# [Exercise aim]
Return the number of lines below that contain "Google"; nothing else belongs in the reply.

Component data from apps and pages
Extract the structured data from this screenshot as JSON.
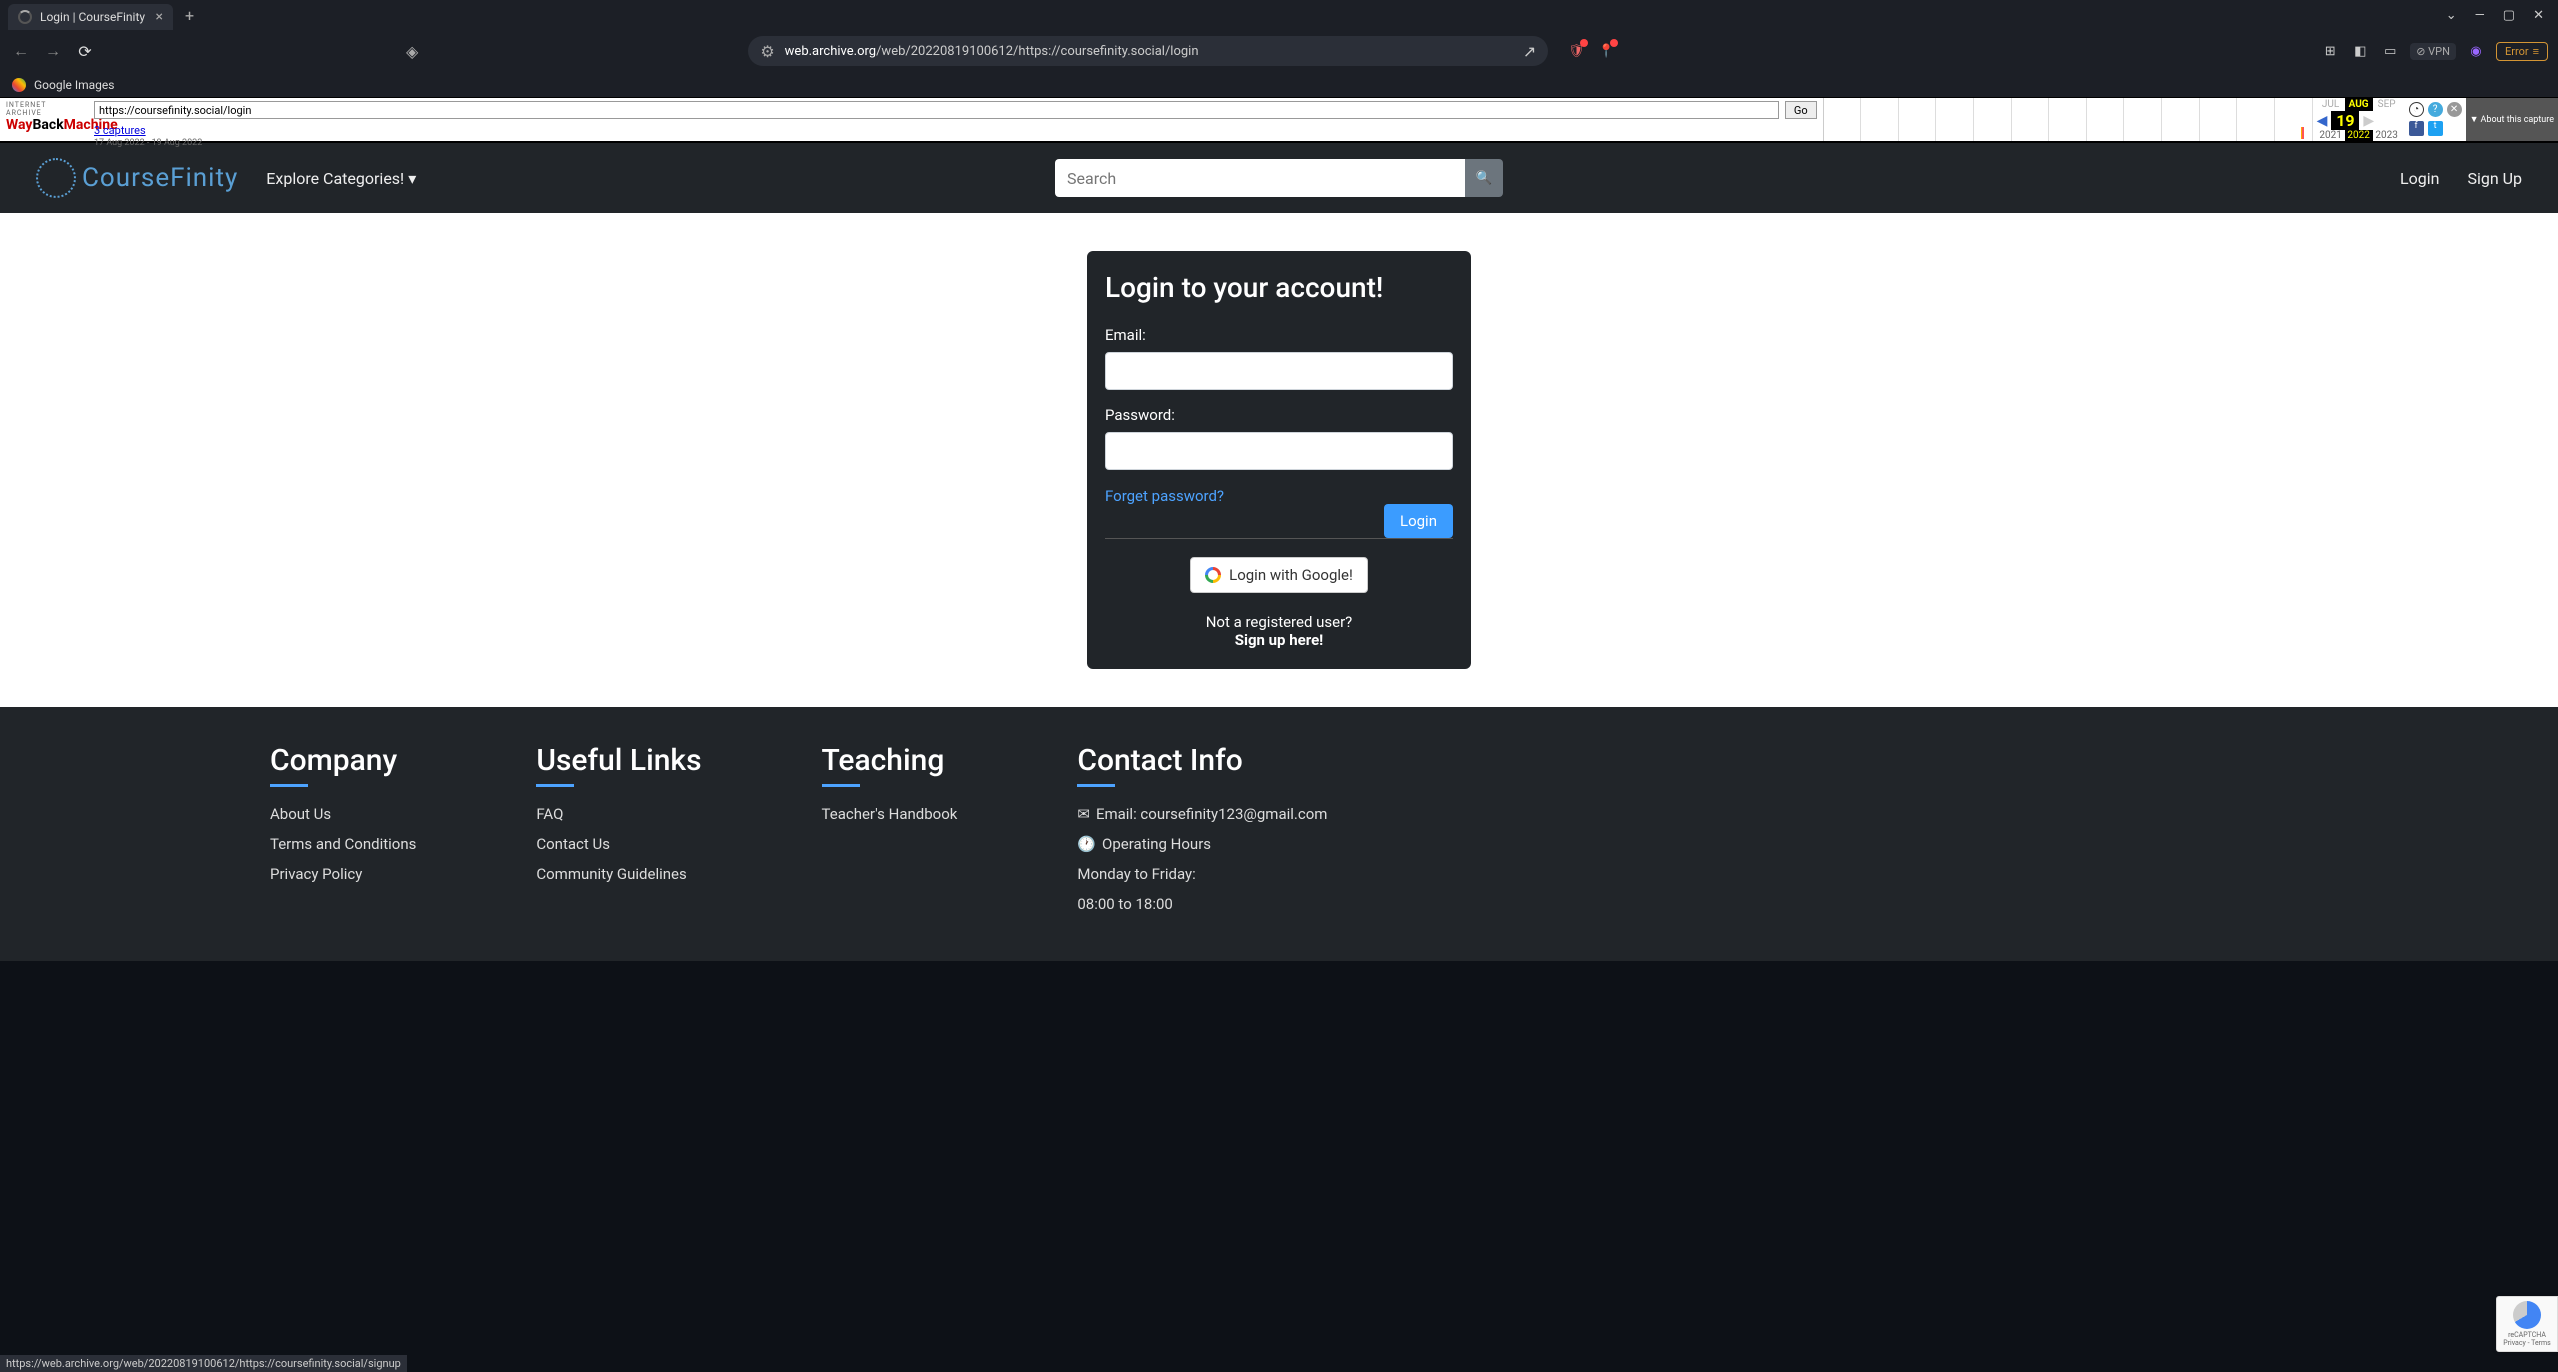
{
  "browser": {
    "tab_title": "Login | CourseFinity",
    "url_prefix": "web.archive.org",
    "url_path": "/web/20220819100612/https://coursefinity.social/login",
    "bookmark": "Google Images",
    "vpn_label": "VPN",
    "error_label": "Error",
    "status_url": "https://web.archive.org/web/20220819100612/https://coursefinity.social/signup"
  },
  "wayback": {
    "url_value": "https://coursefinity.social/login",
    "go_label": "Go",
    "captures_link": "3 captures",
    "date_range": "17 Aug 2022 - 19 Aug 2022",
    "prev_month": "JUL",
    "curr_month": "AUG",
    "next_month": "SEP",
    "day": "19",
    "prev_year": "2021",
    "curr_year": "2022",
    "next_year": "2023",
    "about_label": "About this capture"
  },
  "nav": {
    "logo_text": "CourseFinity",
    "explore_label": "Explore Categories!",
    "search_placeholder": "Search",
    "login_label": "Login",
    "signup_label": "Sign Up"
  },
  "login_form": {
    "title": "Login to your account!",
    "email_label": "Email:",
    "password_label": "Password:",
    "forget_label": "Forget password?",
    "login_button": "Login",
    "google_button": "Login with Google!",
    "not_registered": "Not a registered user?",
    "signup_here": "Sign up here!"
  },
  "footer": {
    "company": {
      "heading": "Company",
      "links": [
        "About Us",
        "Terms and Conditions",
        "Privacy Policy"
      ]
    },
    "useful": {
      "heading": "Useful Links",
      "links": [
        "FAQ",
        "Contact Us",
        "Community Guidelines"
      ]
    },
    "teaching": {
      "heading": "Teaching",
      "links": [
        "Teacher's Handbook"
      ]
    },
    "contact": {
      "heading": "Contact Info",
      "email_label": "Email: coursefinity123@gmail.com",
      "hours_label": "Operating Hours",
      "days_label": "Monday to Friday:",
      "time_label": "08:00 to 18:00"
    }
  },
  "recaptcha": {
    "label": "reCAPTCHA",
    "terms": "Privacy - Terms"
  }
}
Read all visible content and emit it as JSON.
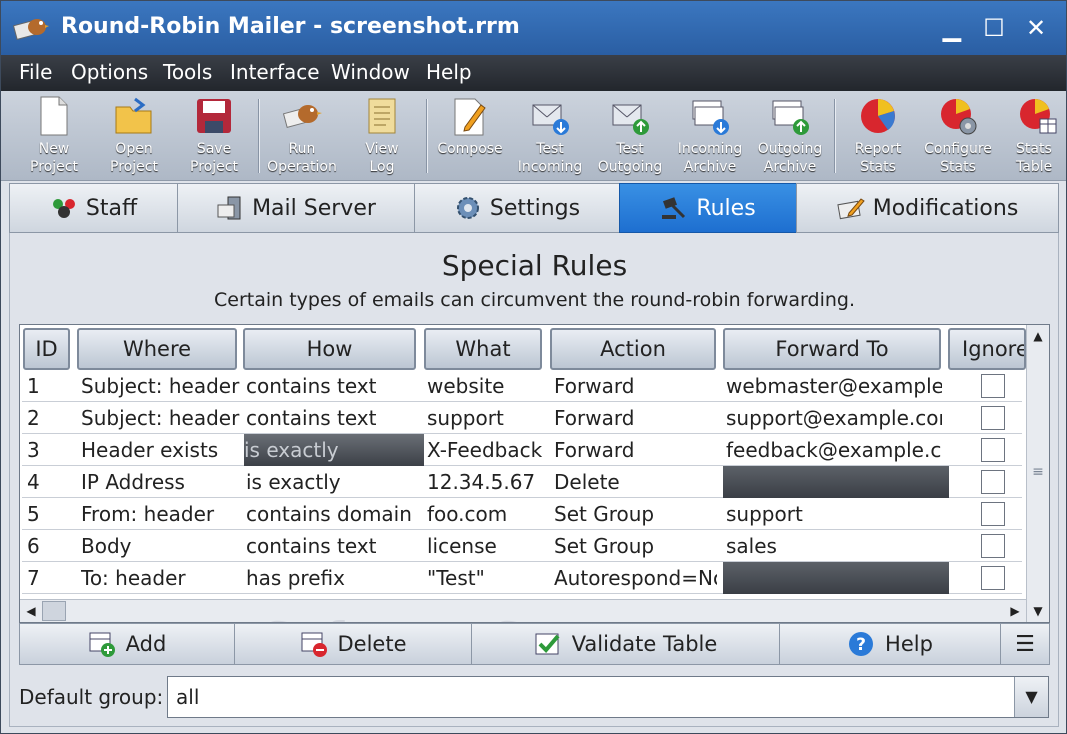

# [Exercise output]
2